Shopaholic and ‘hoarder’ from Newbury Park gets to grips with her 43-year buying addiction
15:00 07 February 2013
A self-confessed “shopaholic” has given the heave-ho to 1,000 items of clothing as she deals with a hoarding habit which was getting out of control.
Still to go
Michelle still wants to part with at least:
200 pairs of shoes
Michelle Rees, who lives in Newbury Park, has taken decisive action after she found herself overwhelmed by cupboards and boxes stuffed with vintage clothes which she has been buying for 43 years.
On Monday, the reflexologist sold 1,030 pieces, including suits, dresses, trousers and jackets dating back to the 1960s which had taken over her front room.
But she still wants to sell 660 items, including shoes, belts, hats and bags to help her deal with spending and hoarding which she felt was “getting OTT”.
She said: “There wasn’t enough room.Either the clothes had to go or I had to go. People have addictions to drugs, smoking – I’m addicted to buying clothes, but I enjoy them and because it’s from charity and second-hand shops, I don’t spend a lot of money.”
Decades’ worth of clothes in 50 bags have gone to a Lincolnshire buyer, with Michelle even parting with her some of her favourite leather jackets for only £1 each.
Her second-hand gear dated from the 1940s to the 80s, but she has also amassed books, records, CDs and about 40 of her own portrait paintings, all of which must go.
Michelle, who previously ran the Gym Juniors club in east London and who is in her 50s, said: “It was becoming an issue that I couldn’t find things [in the house].
“I’m wading through clothes in cupboards and drawers. I thought it’s got to end. It’s the practicalities of space, I would like to have a spare room that’s empty.”
She moved to her house in 1975 but had already been buying the outfits which would eventually dominate her surroundings. Her family even suggested she find a TV programme that could help her deal with her clutter, but she found it hard to part with any clothes.
She said: “I never tried to get rid of things. I love wearing different clothes, it’s just enjoyable.
“Bags are just lovely and I like to match what I’m wearing.”
While Michelle is getting to grips with the amount of clothes in her home, for some people compulsive hoarding can become a significant problem.
The hoarder may collect items of no value, such as junk mail or carrier bags, and it can take over their life, to such an extent that their work performance or social life suffers.
It is recommended that compulsive hoarders seek help from a GP.
Michelle, a singer with the Redbridge Music Lounge, said: “I did consider going to get help. It’s finding what kind of help you can get.
“I think I’m mastering this myself. I managed to bag these things up. To anyone who is a hoarder, to bag it up, it’s very cathartic. I got rid of 500 items last year.”
She will now enjoy walking and dancing around her transformed front room and may no longer spend so much of her money in charity shops.
She said: “I went into a charity shop on Friday but I didn’t come out with anything. I couldn’t have done that years ago.”
If you are interested in making any bulk purchases from Michelle, call 07958 619 608.
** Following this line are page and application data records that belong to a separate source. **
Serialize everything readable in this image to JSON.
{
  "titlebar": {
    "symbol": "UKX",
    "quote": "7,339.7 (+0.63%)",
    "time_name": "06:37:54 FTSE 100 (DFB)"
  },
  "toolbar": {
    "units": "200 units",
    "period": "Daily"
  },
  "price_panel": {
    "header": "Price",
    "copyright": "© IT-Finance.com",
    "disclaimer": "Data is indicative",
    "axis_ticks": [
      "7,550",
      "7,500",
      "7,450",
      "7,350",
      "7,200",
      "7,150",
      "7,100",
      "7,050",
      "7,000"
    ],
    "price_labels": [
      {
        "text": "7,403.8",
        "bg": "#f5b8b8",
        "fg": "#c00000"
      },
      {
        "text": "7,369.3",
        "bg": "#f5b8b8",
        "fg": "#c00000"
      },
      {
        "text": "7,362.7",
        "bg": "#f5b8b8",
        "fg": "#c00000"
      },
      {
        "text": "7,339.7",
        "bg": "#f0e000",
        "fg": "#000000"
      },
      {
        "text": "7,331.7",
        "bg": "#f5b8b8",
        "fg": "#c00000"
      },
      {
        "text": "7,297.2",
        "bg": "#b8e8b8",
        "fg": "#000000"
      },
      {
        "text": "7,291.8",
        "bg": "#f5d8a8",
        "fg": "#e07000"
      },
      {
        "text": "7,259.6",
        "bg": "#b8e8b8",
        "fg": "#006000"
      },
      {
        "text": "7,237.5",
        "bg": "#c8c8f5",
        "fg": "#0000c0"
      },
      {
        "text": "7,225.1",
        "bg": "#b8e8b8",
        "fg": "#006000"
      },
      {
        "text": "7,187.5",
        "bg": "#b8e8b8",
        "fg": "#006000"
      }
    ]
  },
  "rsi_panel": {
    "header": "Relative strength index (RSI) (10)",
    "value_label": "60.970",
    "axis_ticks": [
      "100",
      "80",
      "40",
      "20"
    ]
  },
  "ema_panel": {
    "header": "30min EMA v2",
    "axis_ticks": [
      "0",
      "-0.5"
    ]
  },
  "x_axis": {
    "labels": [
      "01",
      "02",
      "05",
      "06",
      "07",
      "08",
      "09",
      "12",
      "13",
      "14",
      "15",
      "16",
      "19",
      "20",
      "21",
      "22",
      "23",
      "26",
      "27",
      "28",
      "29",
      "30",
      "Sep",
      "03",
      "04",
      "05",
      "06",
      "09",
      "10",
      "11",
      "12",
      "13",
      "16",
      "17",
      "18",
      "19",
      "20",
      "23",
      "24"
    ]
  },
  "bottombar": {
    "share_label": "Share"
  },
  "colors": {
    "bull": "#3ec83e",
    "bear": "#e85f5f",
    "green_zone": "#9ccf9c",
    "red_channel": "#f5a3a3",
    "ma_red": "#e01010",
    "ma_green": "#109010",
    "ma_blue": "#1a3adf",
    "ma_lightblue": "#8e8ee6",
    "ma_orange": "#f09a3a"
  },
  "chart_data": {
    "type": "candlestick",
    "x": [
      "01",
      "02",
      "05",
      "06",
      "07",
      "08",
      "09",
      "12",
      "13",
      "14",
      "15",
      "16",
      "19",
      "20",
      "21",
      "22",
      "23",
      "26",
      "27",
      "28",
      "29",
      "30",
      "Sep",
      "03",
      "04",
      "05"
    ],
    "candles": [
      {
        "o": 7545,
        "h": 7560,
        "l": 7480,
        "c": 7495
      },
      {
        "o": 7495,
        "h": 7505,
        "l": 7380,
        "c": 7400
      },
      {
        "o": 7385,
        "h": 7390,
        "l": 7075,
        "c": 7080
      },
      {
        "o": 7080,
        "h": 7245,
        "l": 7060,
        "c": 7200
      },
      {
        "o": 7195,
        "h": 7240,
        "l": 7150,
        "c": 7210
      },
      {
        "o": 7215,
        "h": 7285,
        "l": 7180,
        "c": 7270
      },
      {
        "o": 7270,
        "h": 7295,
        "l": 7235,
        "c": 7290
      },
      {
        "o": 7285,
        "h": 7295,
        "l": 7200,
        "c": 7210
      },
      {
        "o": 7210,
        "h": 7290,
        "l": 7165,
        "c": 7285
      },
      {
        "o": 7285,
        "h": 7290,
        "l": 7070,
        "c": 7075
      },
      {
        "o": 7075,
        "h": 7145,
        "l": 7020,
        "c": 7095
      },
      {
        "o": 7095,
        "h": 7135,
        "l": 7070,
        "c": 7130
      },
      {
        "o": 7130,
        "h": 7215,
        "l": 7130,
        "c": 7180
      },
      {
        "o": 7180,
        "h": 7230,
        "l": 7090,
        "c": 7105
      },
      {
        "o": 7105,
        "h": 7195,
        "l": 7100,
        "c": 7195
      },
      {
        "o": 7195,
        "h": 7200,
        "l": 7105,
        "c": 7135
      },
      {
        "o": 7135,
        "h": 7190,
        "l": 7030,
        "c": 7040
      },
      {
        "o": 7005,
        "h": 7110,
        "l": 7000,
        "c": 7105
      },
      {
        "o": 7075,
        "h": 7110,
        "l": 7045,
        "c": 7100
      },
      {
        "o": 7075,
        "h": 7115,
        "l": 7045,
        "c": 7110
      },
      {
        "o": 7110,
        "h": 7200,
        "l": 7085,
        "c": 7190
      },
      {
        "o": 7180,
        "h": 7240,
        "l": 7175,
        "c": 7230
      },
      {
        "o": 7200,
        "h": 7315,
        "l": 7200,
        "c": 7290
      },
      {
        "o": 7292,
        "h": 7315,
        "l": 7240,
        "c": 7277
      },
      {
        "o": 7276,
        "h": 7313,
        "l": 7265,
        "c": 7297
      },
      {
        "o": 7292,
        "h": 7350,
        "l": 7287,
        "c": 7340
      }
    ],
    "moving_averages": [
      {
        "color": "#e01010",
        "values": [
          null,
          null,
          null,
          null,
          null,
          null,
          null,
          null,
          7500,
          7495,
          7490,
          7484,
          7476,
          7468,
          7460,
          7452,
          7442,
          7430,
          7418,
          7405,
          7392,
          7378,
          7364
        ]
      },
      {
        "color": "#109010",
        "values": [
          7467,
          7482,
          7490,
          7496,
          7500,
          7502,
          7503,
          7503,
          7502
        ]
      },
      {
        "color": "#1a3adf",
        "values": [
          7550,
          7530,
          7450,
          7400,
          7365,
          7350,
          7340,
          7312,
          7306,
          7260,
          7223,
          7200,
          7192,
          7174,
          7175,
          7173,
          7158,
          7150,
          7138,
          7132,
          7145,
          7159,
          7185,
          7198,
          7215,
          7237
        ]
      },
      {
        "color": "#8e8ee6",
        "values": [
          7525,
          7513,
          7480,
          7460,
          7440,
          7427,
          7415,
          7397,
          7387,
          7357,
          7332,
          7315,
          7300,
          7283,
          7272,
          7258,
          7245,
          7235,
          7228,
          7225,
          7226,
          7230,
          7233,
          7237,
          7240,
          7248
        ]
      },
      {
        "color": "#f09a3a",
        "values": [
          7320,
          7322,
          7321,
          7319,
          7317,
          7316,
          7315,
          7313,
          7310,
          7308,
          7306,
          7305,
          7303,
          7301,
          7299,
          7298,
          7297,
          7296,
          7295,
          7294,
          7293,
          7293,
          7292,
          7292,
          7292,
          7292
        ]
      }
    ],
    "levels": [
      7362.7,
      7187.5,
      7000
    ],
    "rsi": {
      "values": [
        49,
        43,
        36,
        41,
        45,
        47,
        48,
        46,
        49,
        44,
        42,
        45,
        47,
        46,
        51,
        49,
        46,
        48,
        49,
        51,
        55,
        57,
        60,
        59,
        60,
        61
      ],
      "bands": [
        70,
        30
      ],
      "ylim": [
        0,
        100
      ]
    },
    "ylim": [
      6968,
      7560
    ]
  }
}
- For those with more serious experiences of hoarding, help is available.
Treatments such as cognitive behavioural therapy can be used to help someone understand why they find it difficult to throw things away and why their clutter has built up.
This is combined with practical tasks and a plan.
Dr Steve Feast, the executive medical director for North East London NHS Foundation Trust, said: “People with hoarding difficulties often suffer from obsessive compulsive disorder, which may or may not be directly connected to their clutter problem.
“Hoarding is also often associated with anxiety and depression.
“Compulsive hoarding is challenging to treat because many people who hoard don’t see it as a problem, or have little awareness of their disorder and how it’s impacting on their life.
“However, it’s really important to encourage a hoarder to seek help, as their obsession cannot only cause loneliness, but may also pose a health and safety risk.
“If not tackled, it is a problem that will most likely never go away.”